# How to complete this task:
Copy exactly, no pictures: every line from the one that contains "Parse this screenshot: output" through the end of the entries below.

# Excerpted records:

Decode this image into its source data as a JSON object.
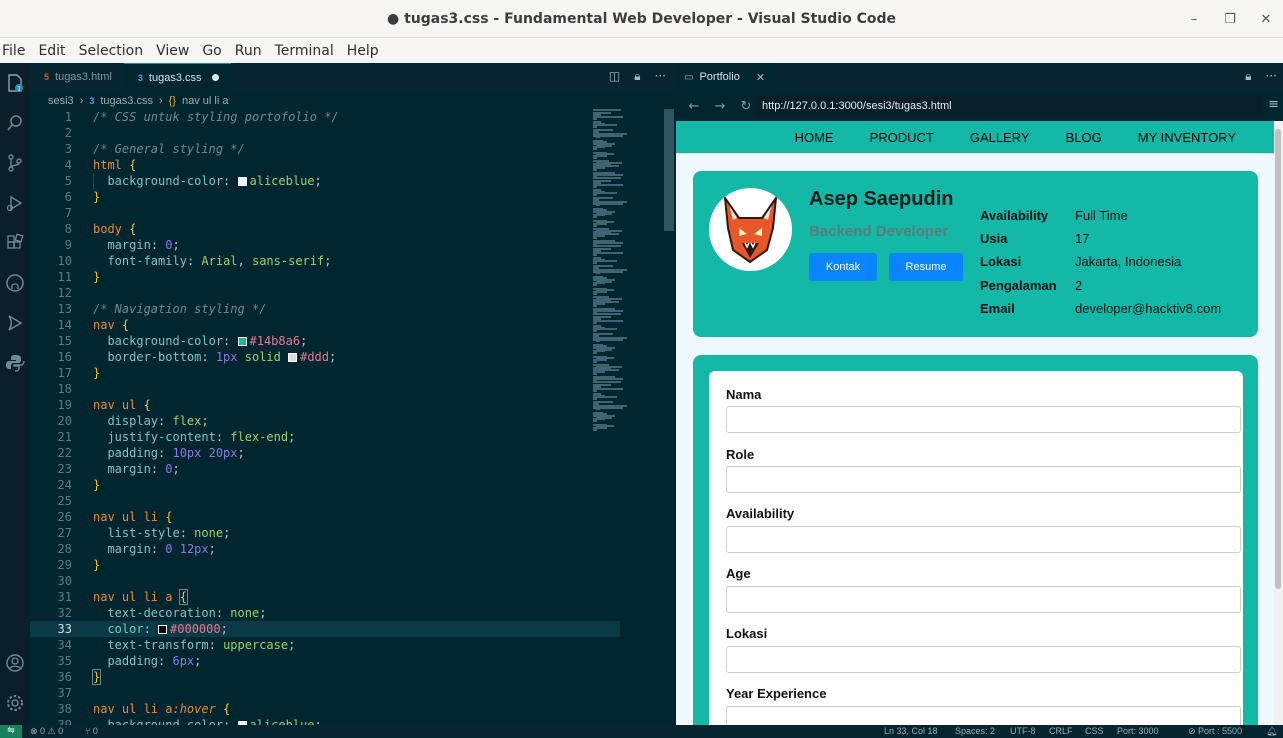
{
  "window": {
    "title": "● tugas3.css - Fundamental Web Developer - Visual Studio Code",
    "controls": [
      "–",
      "❐",
      "✕"
    ]
  },
  "menu": [
    "File",
    "Edit",
    "Selection",
    "View",
    "Go",
    "Run",
    "Terminal",
    "Help"
  ],
  "activity": {
    "explorer_badge": "1"
  },
  "editor": {
    "tabs": [
      {
        "label": "tugas3.html",
        "icon": "html-file-icon",
        "active": false
      },
      {
        "label": "tugas3.css",
        "icon": "css-file-icon",
        "active": true,
        "modified": true
      }
    ],
    "breadcrumb": [
      "sesi3",
      "tugas3.css",
      "nav ul li a"
    ],
    "current_line": 33
  },
  "browser": {
    "tab_label": "Portfolio",
    "url": "http://127.0.0.1:3000/sesi3/tugas3.html",
    "nav_links": [
      "HOME",
      "PRODUCT",
      "GALLERY",
      "BLOG",
      "MY INVENTORY"
    ],
    "profile": {
      "name": "Asep Saepudin",
      "role": "Backend Developer",
      "buttons": [
        "Kontak",
        "Resume"
      ],
      "info": [
        {
          "key": "Availability",
          "value": "Full Time"
        },
        {
          "key": "Usia",
          "value": "17"
        },
        {
          "key": "Lokasi",
          "value": "Jakarta, Indonesia"
        },
        {
          "key": "Pengalaman",
          "value": "2"
        },
        {
          "key": "Email",
          "value": "developer@hacktiv8.com"
        }
      ]
    },
    "form_fields": [
      "Nama",
      "Role",
      "Availability",
      "Age",
      "Lokasi",
      "Year Experience"
    ]
  },
  "statusbar": {
    "problems": "⊗ 0 ⚠ 0",
    "ports_left": "⑂ 0",
    "position": "Ln 33, Col 18",
    "spaces": "Spaces: 2",
    "encoding": "UTF-8",
    "eol": "CRLF",
    "language": "CSS",
    "port_3000": "Port: 3000",
    "port_5500": "⊘ Port : 5500"
  },
  "colors": {
    "accent": "#14b8a6",
    "button": "#0a84ff",
    "editor_bg": "#02262f"
  }
}
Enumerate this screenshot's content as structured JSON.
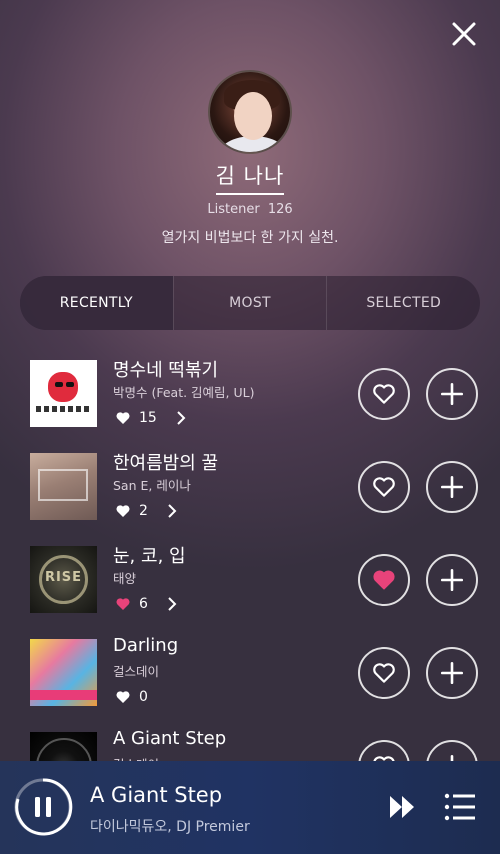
{
  "profile": {
    "name": "김 나나",
    "listener_label": "Listener",
    "listener_count": "126",
    "motto": "열가지 비법보다 한 가지 실천."
  },
  "tabs": [
    {
      "label": "RECENTLY",
      "active": true
    },
    {
      "label": "MOST",
      "active": false
    },
    {
      "label": "SELECTED",
      "active": false
    }
  ],
  "songs": [
    {
      "title": "명수네 떡볶기",
      "artist": "박명수 (Feat. 김예림, UL)",
      "likes": "15",
      "liked": false
    },
    {
      "title": "한여름밤의 꿀",
      "artist": "San E, 레이나",
      "likes": "2",
      "liked": false
    },
    {
      "title": "눈, 코, 입",
      "artist": "태양",
      "likes": "6",
      "liked": true,
      "cover_text": "RISE"
    },
    {
      "title": "Darling",
      "artist": "걸스데이",
      "likes": "0",
      "liked": false
    },
    {
      "title": "A Giant Step",
      "artist": "걸스데이",
      "likes": "",
      "liked": false
    }
  ],
  "player": {
    "title": "A Giant Step",
    "artist": "다이나믹듀오, DJ Premier",
    "state": "playing"
  },
  "colors": {
    "liked_heart": "#e8437a",
    "player_bg": "#203363"
  }
}
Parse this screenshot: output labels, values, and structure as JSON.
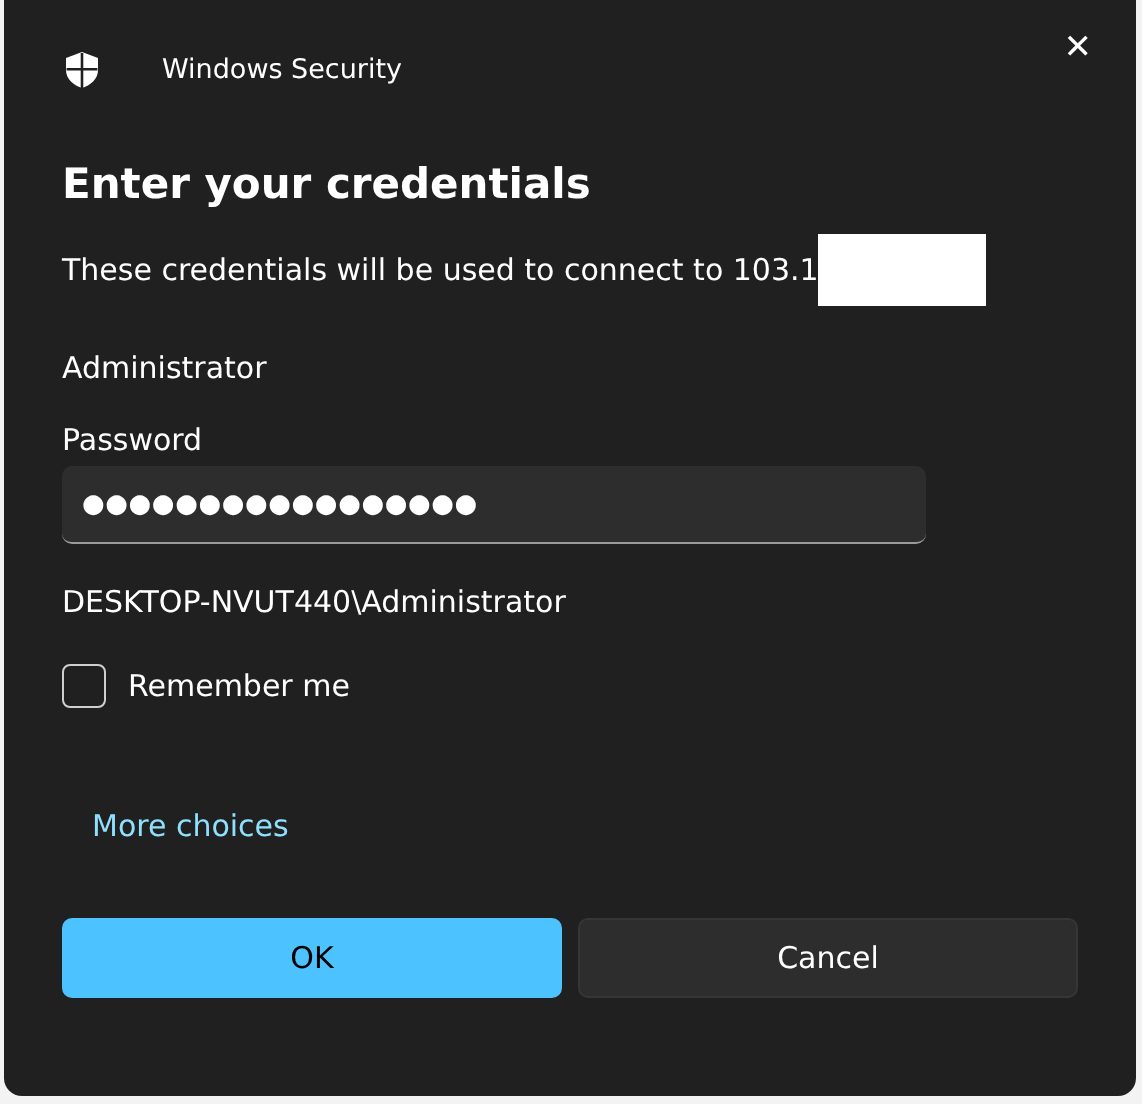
{
  "window": {
    "title": "Windows Security",
    "close": "✕"
  },
  "heading": "Enter your credentials",
  "description": "These credentials will be used to connect to 103.1",
  "username": "Administrator",
  "password": {
    "label": "Password",
    "value": "●●●●●●●●●●●●●●●●●"
  },
  "domain_user": "DESKTOP-NVUT440\\Administrator",
  "remember": {
    "label": "Remember me",
    "checked": false
  },
  "more_choices": "More choices",
  "buttons": [
    {
      "label": "OK",
      "kind": "primary"
    },
    {
      "label": "Cancel",
      "kind": "secondary"
    }
  ]
}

# Finished exercise:
Parse this screenshot: output labels, values, and structure as JSON.
{
  "window": {
    "title": "Windows Security",
    "close": "✕"
  },
  "heading": "Enter your credentials",
  "description": "These credentials will be used to connect to 103.1",
  "username": "Administrator",
  "password": {
    "label": "Password",
    "value": "●●●●●●●●●●●●●●●●●"
  },
  "domain_user": "DESKTOP-NVUT440\\Administrator",
  "remember": {
    "label": "Remember me",
    "checked": false
  },
  "more_choices": "More choices",
  "buttons": [
    {
      "label": "OK",
      "kind": "primary"
    },
    {
      "label": "Cancel",
      "kind": "secondary"
    }
  ]
}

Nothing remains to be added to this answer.